[[ STORED DATA, beginning ]]

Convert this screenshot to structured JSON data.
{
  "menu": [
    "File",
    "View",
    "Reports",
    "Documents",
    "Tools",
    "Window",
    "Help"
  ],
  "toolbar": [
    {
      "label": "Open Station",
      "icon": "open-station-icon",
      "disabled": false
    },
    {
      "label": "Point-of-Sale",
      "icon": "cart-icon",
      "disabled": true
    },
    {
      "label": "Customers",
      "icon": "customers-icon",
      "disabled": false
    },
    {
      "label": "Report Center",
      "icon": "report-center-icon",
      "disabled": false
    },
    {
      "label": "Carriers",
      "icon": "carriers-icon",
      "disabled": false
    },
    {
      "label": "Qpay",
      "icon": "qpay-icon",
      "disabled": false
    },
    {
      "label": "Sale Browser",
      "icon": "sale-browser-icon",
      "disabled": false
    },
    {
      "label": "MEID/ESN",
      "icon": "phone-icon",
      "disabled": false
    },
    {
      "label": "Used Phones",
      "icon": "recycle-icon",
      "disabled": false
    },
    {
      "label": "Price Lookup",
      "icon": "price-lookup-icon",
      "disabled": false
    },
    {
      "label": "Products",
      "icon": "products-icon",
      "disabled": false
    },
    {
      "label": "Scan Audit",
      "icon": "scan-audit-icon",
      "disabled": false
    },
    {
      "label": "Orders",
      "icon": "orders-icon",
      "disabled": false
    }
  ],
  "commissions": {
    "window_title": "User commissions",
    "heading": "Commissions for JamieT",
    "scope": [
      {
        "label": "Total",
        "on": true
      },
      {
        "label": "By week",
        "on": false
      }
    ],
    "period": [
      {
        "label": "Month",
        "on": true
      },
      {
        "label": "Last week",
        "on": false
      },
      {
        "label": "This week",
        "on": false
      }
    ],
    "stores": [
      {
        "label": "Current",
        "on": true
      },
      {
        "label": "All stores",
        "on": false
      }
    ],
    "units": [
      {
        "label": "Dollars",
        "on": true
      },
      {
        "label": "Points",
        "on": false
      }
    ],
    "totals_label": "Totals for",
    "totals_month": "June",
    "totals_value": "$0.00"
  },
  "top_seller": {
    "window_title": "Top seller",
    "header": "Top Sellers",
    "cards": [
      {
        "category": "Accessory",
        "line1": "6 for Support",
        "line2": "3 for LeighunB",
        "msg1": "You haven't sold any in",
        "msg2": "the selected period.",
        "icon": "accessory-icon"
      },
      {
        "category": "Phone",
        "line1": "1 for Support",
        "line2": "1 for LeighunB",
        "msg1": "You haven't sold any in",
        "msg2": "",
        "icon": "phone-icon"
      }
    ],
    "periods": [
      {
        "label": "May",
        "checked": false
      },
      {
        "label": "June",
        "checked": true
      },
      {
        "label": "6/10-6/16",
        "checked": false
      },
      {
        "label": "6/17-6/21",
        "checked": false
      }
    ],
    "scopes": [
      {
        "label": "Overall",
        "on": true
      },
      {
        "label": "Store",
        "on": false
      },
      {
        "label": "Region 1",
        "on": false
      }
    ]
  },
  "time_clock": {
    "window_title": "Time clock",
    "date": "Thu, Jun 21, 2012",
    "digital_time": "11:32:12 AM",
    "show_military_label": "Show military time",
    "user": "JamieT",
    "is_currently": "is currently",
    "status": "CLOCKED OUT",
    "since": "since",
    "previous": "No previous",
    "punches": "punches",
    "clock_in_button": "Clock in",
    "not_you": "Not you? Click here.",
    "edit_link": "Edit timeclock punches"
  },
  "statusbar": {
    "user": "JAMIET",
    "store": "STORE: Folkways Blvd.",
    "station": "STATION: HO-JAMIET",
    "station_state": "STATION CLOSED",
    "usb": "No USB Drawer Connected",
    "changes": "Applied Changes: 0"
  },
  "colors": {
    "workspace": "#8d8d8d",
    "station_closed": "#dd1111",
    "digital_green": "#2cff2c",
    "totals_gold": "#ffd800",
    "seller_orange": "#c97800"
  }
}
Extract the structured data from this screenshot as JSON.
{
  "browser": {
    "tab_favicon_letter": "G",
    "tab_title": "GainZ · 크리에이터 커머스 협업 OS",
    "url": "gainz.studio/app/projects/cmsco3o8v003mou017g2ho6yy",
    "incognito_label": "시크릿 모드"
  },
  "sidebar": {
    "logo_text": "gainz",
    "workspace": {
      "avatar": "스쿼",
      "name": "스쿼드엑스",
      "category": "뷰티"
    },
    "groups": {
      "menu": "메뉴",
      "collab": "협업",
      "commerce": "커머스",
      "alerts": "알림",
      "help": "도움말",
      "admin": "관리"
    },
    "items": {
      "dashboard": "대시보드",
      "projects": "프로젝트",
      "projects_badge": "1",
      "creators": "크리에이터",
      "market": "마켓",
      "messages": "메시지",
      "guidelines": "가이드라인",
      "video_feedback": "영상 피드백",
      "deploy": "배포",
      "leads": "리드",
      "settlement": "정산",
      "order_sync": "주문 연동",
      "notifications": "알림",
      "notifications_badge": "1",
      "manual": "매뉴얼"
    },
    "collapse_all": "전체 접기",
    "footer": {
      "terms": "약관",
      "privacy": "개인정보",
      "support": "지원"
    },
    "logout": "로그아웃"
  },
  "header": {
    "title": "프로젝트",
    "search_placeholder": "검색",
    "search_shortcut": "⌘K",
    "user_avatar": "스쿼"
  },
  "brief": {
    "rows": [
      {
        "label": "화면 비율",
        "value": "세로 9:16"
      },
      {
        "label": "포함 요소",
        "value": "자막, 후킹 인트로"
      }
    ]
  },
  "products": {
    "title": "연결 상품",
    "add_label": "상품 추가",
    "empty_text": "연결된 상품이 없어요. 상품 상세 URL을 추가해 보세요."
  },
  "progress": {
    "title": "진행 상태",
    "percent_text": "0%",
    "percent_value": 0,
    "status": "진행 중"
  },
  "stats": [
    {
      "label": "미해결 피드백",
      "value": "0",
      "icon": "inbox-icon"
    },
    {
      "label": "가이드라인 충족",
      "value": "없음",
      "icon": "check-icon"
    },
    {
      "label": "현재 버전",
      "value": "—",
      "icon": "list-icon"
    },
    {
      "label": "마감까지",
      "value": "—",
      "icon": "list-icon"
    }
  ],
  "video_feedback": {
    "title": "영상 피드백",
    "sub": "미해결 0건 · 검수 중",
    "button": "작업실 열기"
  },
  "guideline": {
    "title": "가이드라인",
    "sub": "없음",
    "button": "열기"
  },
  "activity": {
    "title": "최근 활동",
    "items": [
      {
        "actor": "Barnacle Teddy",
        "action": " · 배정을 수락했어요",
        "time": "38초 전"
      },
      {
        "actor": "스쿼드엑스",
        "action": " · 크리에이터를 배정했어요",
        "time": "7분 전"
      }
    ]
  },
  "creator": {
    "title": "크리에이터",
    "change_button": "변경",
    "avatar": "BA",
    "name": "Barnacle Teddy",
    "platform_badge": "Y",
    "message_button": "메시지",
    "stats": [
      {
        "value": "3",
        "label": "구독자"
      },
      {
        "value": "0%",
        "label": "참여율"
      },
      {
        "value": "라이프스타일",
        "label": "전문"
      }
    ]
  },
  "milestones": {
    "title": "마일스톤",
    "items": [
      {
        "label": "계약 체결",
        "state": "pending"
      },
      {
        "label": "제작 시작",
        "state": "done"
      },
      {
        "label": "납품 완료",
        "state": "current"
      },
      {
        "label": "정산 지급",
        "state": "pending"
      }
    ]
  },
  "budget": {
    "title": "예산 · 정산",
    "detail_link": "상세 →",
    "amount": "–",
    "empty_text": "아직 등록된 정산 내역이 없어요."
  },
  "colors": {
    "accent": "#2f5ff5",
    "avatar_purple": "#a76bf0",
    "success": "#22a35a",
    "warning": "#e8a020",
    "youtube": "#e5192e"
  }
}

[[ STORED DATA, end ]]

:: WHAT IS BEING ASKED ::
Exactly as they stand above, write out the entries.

:: ANSWER TO THIS EXERCISE ::
Convert this screenshot to structured JSON data.
{
  "menu": [
    "File",
    "View",
    "Reports",
    "Documents",
    "Tools",
    "Window",
    "Help"
  ],
  "toolbar": [
    {
      "label": "Open Station",
      "icon": "open-station-icon",
      "disabled": false
    },
    {
      "label": "Point-of-Sale",
      "icon": "cart-icon",
      "disabled": true
    },
    {
      "label": "Customers",
      "icon": "customers-icon",
      "disabled": false
    },
    {
      "label": "Report Center",
      "icon": "report-center-icon",
      "disabled": false
    },
    {
      "label": "Carriers",
      "icon": "carriers-icon",
      "disabled": false
    },
    {
      "label": "Qpay",
      "icon": "qpay-icon",
      "disabled": false
    },
    {
      "label": "Sale Browser",
      "icon": "sale-browser-icon",
      "disabled": false
    },
    {
      "label": "MEID/ESN",
      "icon": "phone-icon",
      "disabled": false
    },
    {
      "label": "Used Phones",
      "icon": "recycle-icon",
      "disabled": false
    },
    {
      "label": "Price Lookup",
      "icon": "price-lookup-icon",
      "disabled": false
    },
    {
      "label": "Products",
      "icon": "products-icon",
      "disabled": false
    },
    {
      "label": "Scan Audit",
      "icon": "scan-audit-icon",
      "disabled": false
    },
    {
      "label": "Orders",
      "icon": "orders-icon",
      "disabled": false
    }
  ],
  "commissions": {
    "window_title": "User commissions",
    "heading": "Commissions for JamieT",
    "scope": [
      {
        "label": "Total",
        "on": true
      },
      {
        "label": "By week",
        "on": false
      }
    ],
    "period": [
      {
        "label": "Month",
        "on": true
      },
      {
        "label": "Last week",
        "on": false
      },
      {
        "label": "This week",
        "on": false
      }
    ],
    "stores": [
      {
        "label": "Current",
        "on": true
      },
      {
        "label": "All stores",
        "on": false
      }
    ],
    "units": [
      {
        "label": "Dollars",
        "on": true
      },
      {
        "label": "Points",
        "on": false
      }
    ],
    "totals_label": "Totals for",
    "totals_month": "June",
    "totals_value": "$0.00"
  },
  "top_seller": {
    "window_title": "Top seller",
    "header": "Top Sellers",
    "cards": [
      {
        "category": "Accessory",
        "line1": "6 for Support",
        "line2": "3 for LeighunB",
        "msg1": "You haven't sold any in",
        "msg2": "the selected period.",
        "icon": "accessory-icon"
      },
      {
        "category": "Phone",
        "line1": "1 for Support",
        "line2": "1 for LeighunB",
        "msg1": "You haven't sold any in",
        "msg2": "",
        "icon": "phone-icon"
      }
    ],
    "periods": [
      {
        "label": "May",
        "checked": false
      },
      {
        "label": "June",
        "checked": true
      },
      {
        "label": "6/10-6/16",
        "checked": false
      },
      {
        "label": "6/17-6/21",
        "checked": false
      }
    ],
    "scopes": [
      {
        "label": "Overall",
        "on": true
      },
      {
        "label": "Store",
        "on": false
      },
      {
        "label": "Region 1",
        "on": false
      }
    ]
  },
  "time_clock": {
    "window_title": "Time clock",
    "date": "Thu, Jun 21, 2012",
    "digital_time": "11:32:12 AM",
    "show_military_label": "Show military time",
    "user": "JamieT",
    "is_currently": "is currently",
    "status": "CLOCKED OUT",
    "since": "since",
    "previous": "No previous",
    "punches": "punches",
    "clock_in_button": "Clock in",
    "not_you": "Not you? Click here.",
    "edit_link": "Edit timeclock punches"
  },
  "statusbar": {
    "user": "JAMIET",
    "store": "STORE: Folkways Blvd.",
    "station": "STATION: HO-JAMIET",
    "station_state": "STATION CLOSED",
    "usb": "No USB Drawer Connected",
    "changes": "Applied Changes: 0"
  },
  "colors": {
    "workspace": "#8d8d8d",
    "station_closed": "#dd1111",
    "digital_green": "#2cff2c",
    "totals_gold": "#ffd800",
    "seller_orange": "#c97800"
  }
}
Extract the structured data from this screenshot as JSON.
{
  "browser": {
    "tab_favicon_letter": "G",
    "tab_title": "GainZ · 크리에이터 커머스 협업 OS",
    "url": "gainz.studio/app/projects/cmsco3o8v003mou017g2ho6yy",
    "incognito_label": "시크릿 모드"
  },
  "sidebar": {
    "logo_text": "gainz",
    "workspace": {
      "avatar": "스쿼",
      "name": "스쿼드엑스",
      "category": "뷰티"
    },
    "groups": {
      "menu": "메뉴",
      "collab": "협업",
      "commerce": "커머스",
      "alerts": "알림",
      "help": "도움말",
      "admin": "관리"
    },
    "items": {
      "dashboard": "대시보드",
      "projects": "프로젝트",
      "projects_badge": "1",
      "creators": "크리에이터",
      "market": "마켓",
      "messages": "메시지",
      "guidelines": "가이드라인",
      "video_feedback": "영상 피드백",
      "deploy": "배포",
      "leads": "리드",
      "settlement": "정산",
      "order_sync": "주문 연동",
      "notifications": "알림",
      "notifications_badge": "1",
      "manual": "매뉴얼"
    },
    "collapse_all": "전체 접기",
    "footer": {
      "terms": "약관",
      "privacy": "개인정보",
      "support": "지원"
    },
    "logout": "로그아웃"
  },
  "header": {
    "title": "프로젝트",
    "search_placeholder": "검색",
    "search_shortcut": "⌘K",
    "user_avatar": "스쿼"
  },
  "brief": {
    "rows": [
      {
        "label": "화면 비율",
        "value": "세로 9:16"
      },
      {
        "label": "포함 요소",
        "value": "자막, 후킹 인트로"
      }
    ]
  },
  "products": {
    "title": "연결 상품",
    "add_label": "상품 추가",
    "empty_text": "연결된 상품이 없어요. 상품 상세 URL을 추가해 보세요."
  },
  "progress": {
    "title": "진행 상태",
    "percent_text": "0%",
    "percent_value": 0,
    "status": "진행 중"
  },
  "stats": [
    {
      "label": "미해결 피드백",
      "value": "0",
      "icon": "inbox-icon"
    },
    {
      "label": "가이드라인 충족",
      "value": "없음",
      "icon": "check-icon"
    },
    {
      "label": "현재 버전",
      "value": "—",
      "icon": "list-icon"
    },
    {
      "label": "마감까지",
      "value": "—",
      "icon": "list-icon"
    }
  ],
  "video_feedback": {
    "title": "영상 피드백",
    "sub": "미해결 0건 · 검수 중",
    "button": "작업실 열기"
  },
  "guideline": {
    "title": "가이드라인",
    "sub": "없음",
    "button": "열기"
  },
  "activity": {
    "title": "최근 활동",
    "items": [
      {
        "actor": "Barnacle Teddy",
        "action": " · 배정을 수락했어요",
        "time": "38초 전"
      },
      {
        "actor": "스쿼드엑스",
        "action": " · 크리에이터를 배정했어요",
        "time": "7분 전"
      }
    ]
  },
  "creator": {
    "title": "크리에이터",
    "change_button": "변경",
    "avatar": "BA",
    "name": "Barnacle Teddy",
    "platform_badge": "Y",
    "message_button": "메시지",
    "stats": [
      {
        "value": "3",
        "label": "구독자"
      },
      {
        "value": "0%",
        "label": "참여율"
      },
      {
        "value": "라이프스타일",
        "label": "전문"
      }
    ]
  },
  "milestones": {
    "title": "마일스톤",
    "items": [
      {
        "label": "계약 체결",
        "state": "pending"
      },
      {
        "label": "제작 시작",
        "state": "done"
      },
      {
        "label": "납품 완료",
        "state": "current"
      },
      {
        "label": "정산 지급",
        "state": "pending"
      }
    ]
  },
  "budget": {
    "title": "예산 · 정산",
    "detail_link": "상세 →",
    "amount": "–",
    "empty_text": "아직 등록된 정산 내역이 없어요."
  },
  "colors": {
    "accent": "#2f5ff5",
    "avatar_purple": "#a76bf0",
    "success": "#22a35a",
    "warning": "#e8a020",
    "youtube": "#e5192e"
  }
}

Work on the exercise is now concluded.